*** SOURCE RECORDS ***

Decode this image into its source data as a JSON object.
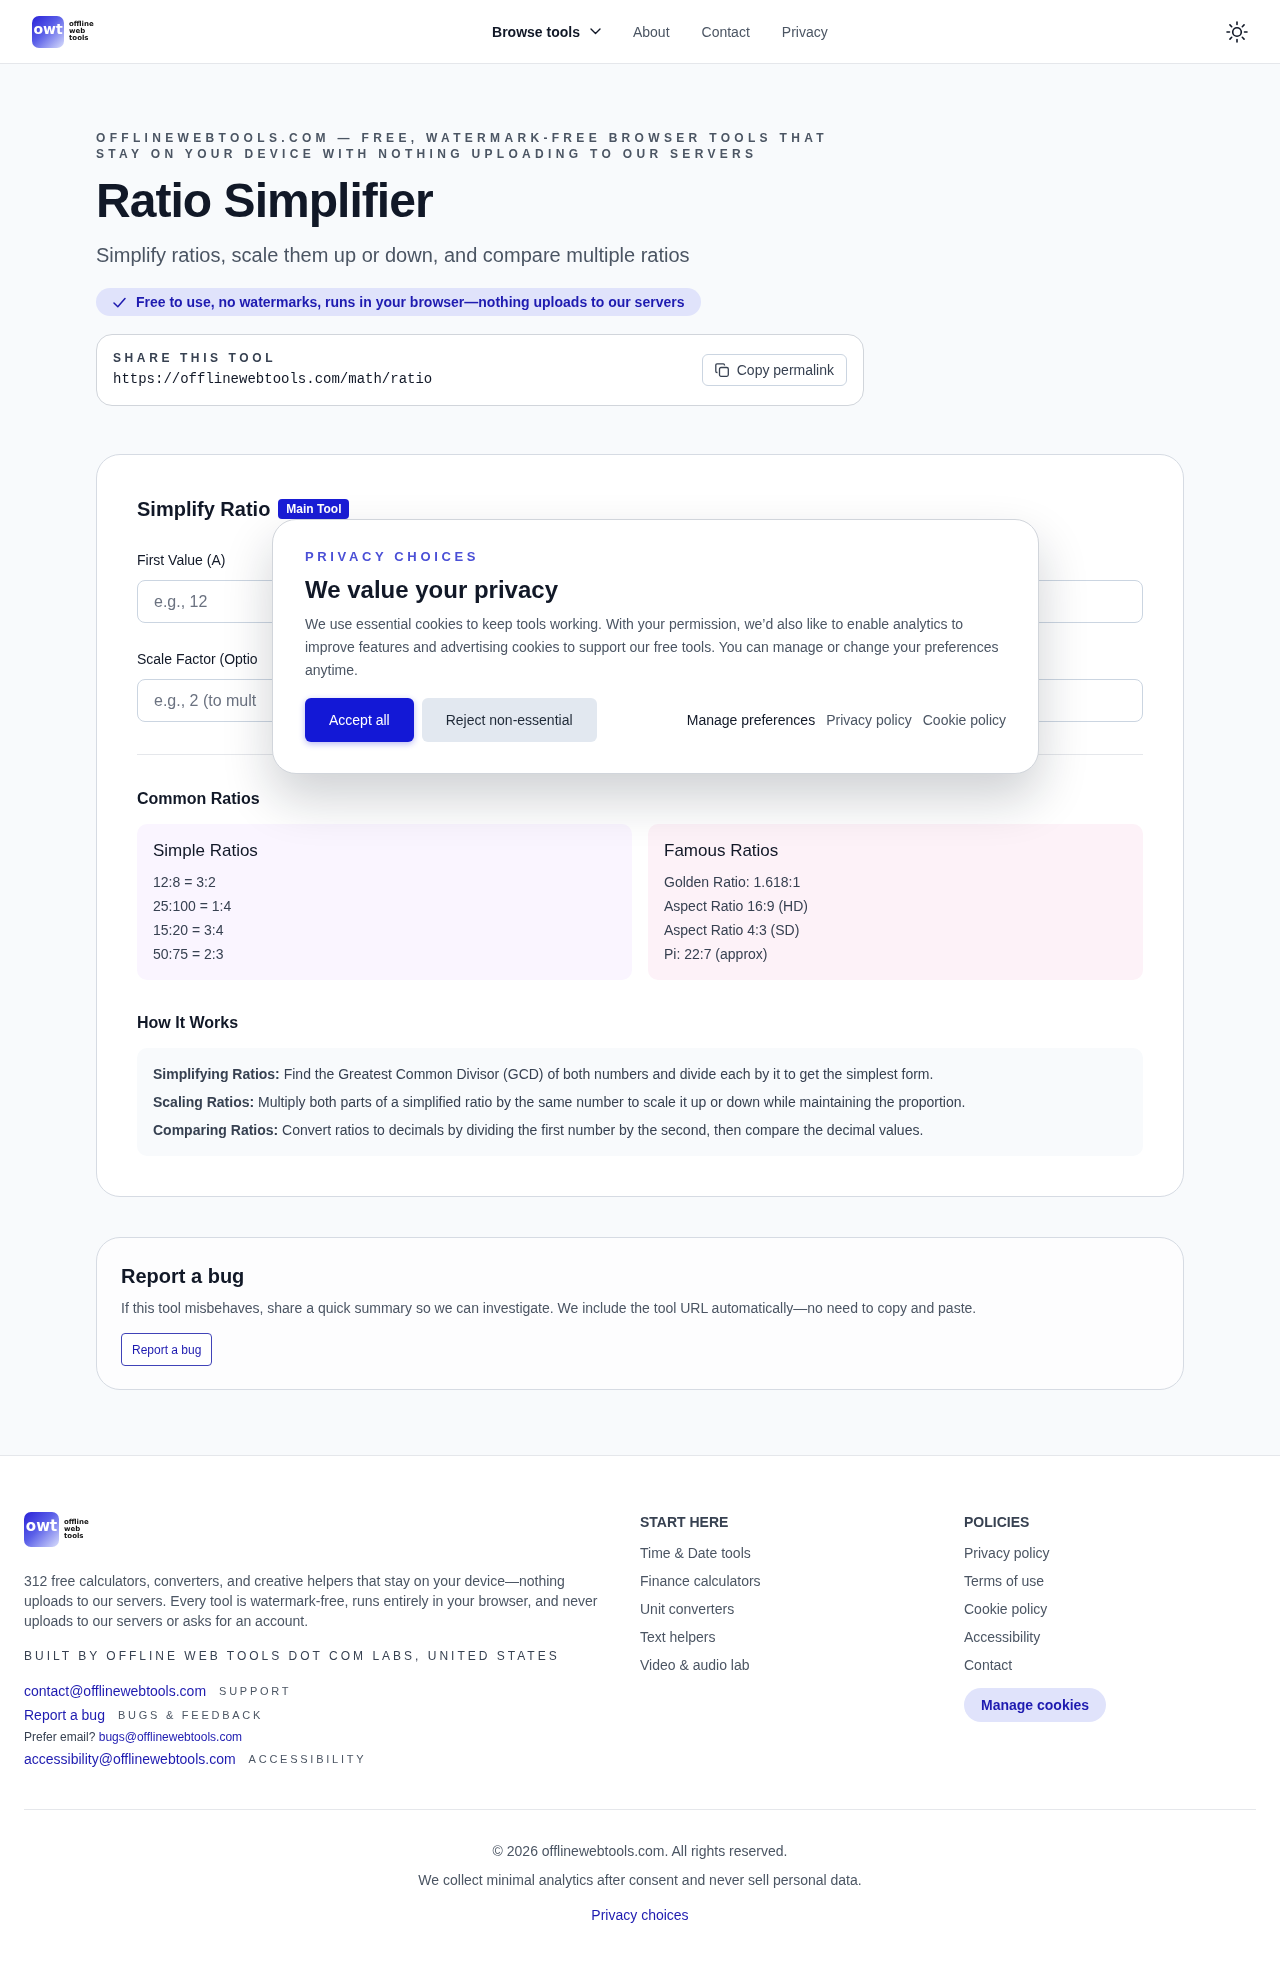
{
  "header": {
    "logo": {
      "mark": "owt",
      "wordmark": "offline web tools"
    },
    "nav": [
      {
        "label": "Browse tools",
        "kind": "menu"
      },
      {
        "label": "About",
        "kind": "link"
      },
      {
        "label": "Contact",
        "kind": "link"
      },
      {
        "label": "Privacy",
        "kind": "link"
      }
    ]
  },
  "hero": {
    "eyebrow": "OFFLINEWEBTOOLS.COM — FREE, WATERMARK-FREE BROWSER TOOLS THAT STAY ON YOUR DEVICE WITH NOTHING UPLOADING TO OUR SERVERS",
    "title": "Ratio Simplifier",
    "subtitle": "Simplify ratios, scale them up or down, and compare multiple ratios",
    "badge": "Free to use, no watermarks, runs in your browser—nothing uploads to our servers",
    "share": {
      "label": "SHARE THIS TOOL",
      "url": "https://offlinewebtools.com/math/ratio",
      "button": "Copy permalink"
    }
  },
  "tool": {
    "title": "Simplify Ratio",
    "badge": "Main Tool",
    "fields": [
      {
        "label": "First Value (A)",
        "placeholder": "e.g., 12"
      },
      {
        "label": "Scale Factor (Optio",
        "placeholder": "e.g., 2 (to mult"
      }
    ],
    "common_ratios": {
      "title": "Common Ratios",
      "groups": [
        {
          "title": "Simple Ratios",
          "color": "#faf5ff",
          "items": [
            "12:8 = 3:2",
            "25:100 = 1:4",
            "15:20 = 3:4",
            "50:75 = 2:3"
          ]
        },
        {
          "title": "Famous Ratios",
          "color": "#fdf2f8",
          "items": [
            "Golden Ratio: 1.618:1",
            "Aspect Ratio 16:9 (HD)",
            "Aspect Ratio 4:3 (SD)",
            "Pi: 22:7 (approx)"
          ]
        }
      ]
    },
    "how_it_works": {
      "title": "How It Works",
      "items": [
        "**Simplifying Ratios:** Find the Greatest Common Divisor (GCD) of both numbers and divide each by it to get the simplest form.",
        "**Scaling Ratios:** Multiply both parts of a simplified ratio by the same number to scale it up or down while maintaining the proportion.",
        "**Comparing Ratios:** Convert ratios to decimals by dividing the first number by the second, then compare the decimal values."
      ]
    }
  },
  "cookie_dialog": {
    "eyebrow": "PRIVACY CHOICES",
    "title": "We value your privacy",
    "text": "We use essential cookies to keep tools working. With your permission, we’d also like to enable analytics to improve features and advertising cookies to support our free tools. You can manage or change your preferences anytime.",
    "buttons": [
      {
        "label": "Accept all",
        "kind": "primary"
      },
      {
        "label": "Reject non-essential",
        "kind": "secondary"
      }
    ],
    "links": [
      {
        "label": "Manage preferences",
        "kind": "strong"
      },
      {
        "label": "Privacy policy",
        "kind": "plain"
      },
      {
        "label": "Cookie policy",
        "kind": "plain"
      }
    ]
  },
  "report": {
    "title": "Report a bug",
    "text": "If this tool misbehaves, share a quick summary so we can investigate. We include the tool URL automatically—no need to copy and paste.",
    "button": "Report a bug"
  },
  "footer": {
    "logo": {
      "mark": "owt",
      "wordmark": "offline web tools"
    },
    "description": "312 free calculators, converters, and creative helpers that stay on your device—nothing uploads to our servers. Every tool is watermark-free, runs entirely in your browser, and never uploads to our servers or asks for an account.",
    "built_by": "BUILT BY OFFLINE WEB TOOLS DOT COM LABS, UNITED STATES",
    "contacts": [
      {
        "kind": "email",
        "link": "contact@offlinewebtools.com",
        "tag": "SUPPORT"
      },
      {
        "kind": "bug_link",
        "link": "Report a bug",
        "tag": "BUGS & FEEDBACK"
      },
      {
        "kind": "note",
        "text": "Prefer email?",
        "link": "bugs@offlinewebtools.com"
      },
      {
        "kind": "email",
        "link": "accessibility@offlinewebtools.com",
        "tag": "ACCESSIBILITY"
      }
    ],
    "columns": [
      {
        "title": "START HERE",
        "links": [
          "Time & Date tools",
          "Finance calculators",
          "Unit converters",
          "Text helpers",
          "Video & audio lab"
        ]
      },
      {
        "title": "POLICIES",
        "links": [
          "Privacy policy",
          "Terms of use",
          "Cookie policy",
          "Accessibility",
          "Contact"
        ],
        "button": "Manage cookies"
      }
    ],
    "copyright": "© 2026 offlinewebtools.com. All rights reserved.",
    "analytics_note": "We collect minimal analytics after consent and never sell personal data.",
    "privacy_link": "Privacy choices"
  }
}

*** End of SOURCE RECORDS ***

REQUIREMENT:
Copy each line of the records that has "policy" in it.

RESPONSE AREA:
        "label": "Privacy policy",
        "label": "Cookie policy",
          "Privacy policy",
          "Cookie policy",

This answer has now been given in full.